Another great CBD oil on the market – which, naturally, complies with Good Manufacturing Practices – is Kenaco’s broad-spectrum 1000mg CBD Oral Tincture. The oil is created with all-natural, vegan and vegetarian-friendly components, is sweetened with stevia and enriched with active cannabidiol. This oil has an aromatic flavour profile and is loaded with natural terpenes. The peppermint undertones and grapeseed oils will refresh and awaken your senses. And if that wasn’t enough, Kanaco will also plant a tree for every product purchased!
The bottom line
The main goal of GMP certification, whatever type of GMP certification, is always to provide markets with safe products and prevent customers from potential harm. EU-GMP certification is a costly, time-consuming, and data-driven process. Sometimes, it requires the insight of consultants experienced in GMP certifications or additional mock inspections.
Even with all these challenges, GMP has many potential advantages:
- GMP certification creates an even playing field for all market participants and helps to bring their operational processes and products to an established and accepted standard
- The practices themselves ensure that cannabis and CBD products are produced under the highest quality standards
- The GMP stamp on a label translates to safe and effective cannabis and CBD products
- GMP certification contributes to the company’s reputational advantage
- GMP allows companies to export products to international markets
In any case, GMP certification helps companies to reach the gold standard for international quality compliance and ensure the safety, quality, and efficacy of cannabis. However, the certification process requires funds, time, and a thorough and well-designed strategy.
Verified by a health professional
Anastasiia Myronenko is a Medical Physicist actively practicing in one of the leading cancer centers in Kyiv, Ukraine. She received her master’s degree in Medical Physics at Karazin Kharkiv National University and completed Biological Physics internship at GSI Helmholtz Centre for Heavy Ion Research, Germany.

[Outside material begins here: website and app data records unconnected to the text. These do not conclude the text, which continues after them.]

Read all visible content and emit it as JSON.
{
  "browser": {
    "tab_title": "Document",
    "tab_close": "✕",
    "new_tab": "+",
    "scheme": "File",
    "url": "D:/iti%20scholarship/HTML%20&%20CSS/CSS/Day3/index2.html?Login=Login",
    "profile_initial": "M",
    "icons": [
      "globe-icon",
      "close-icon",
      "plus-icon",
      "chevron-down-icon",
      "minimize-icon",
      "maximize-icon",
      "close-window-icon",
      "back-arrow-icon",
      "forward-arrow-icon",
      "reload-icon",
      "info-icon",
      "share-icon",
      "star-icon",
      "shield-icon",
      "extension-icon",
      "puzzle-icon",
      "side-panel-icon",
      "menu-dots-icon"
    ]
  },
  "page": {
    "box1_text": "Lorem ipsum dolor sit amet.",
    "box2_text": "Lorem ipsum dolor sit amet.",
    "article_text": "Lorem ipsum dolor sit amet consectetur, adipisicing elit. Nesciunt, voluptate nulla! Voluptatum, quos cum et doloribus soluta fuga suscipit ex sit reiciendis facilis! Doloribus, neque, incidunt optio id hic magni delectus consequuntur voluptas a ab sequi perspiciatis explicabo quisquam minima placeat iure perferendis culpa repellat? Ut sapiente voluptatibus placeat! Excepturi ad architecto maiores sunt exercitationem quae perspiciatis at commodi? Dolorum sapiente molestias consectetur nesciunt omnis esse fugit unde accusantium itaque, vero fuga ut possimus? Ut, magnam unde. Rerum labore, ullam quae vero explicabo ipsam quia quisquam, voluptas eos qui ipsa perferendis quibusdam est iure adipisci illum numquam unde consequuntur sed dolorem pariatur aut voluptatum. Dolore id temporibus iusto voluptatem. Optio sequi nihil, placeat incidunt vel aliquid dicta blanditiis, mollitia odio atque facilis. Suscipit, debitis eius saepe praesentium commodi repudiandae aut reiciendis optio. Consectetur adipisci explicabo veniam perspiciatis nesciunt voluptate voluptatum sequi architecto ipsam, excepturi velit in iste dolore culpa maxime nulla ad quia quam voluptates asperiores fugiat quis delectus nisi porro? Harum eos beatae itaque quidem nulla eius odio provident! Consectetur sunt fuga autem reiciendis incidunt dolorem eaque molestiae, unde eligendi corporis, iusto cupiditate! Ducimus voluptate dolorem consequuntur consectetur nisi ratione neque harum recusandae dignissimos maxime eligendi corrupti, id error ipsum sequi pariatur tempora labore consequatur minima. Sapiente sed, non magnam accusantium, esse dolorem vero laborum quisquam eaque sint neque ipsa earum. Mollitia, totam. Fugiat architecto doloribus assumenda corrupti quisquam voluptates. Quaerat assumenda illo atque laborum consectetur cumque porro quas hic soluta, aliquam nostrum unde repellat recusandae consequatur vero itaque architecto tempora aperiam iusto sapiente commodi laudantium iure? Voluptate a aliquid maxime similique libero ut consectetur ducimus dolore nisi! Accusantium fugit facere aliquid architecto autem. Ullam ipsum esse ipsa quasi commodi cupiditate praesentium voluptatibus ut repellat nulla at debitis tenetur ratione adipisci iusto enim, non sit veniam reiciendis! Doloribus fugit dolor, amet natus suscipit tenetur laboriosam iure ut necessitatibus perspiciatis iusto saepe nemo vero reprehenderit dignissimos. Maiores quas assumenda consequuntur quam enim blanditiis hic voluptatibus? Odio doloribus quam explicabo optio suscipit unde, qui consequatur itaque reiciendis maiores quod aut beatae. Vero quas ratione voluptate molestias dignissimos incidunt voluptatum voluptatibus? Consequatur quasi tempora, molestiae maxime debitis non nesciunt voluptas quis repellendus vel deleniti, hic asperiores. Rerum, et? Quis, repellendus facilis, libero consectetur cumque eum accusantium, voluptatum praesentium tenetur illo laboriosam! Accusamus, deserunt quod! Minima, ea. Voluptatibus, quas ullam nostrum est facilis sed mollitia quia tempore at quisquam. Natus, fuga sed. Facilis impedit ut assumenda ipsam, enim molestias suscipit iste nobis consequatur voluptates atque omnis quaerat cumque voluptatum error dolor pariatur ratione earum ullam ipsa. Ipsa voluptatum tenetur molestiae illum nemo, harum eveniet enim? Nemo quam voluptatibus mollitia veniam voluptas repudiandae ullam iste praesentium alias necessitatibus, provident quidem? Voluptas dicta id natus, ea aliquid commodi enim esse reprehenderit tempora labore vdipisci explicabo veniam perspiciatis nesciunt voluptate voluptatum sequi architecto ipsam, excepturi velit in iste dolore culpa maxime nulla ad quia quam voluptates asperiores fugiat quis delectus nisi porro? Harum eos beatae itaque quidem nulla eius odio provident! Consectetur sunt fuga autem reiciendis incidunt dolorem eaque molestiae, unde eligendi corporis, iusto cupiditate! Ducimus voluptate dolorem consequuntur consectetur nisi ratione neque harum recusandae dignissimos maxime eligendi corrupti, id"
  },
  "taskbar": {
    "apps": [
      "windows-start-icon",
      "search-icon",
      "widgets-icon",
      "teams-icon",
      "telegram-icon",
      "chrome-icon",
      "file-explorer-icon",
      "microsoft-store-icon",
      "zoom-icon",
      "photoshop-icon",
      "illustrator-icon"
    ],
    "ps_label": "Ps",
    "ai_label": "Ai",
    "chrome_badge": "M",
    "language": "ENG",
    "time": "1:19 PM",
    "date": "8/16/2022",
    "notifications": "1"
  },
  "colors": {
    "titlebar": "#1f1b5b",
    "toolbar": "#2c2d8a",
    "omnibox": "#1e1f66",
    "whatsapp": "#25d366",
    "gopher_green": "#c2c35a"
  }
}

Anastasiia Myronenko specializes in radiation therapy and is a fellow of Ukrainian Association of Medical Physicists.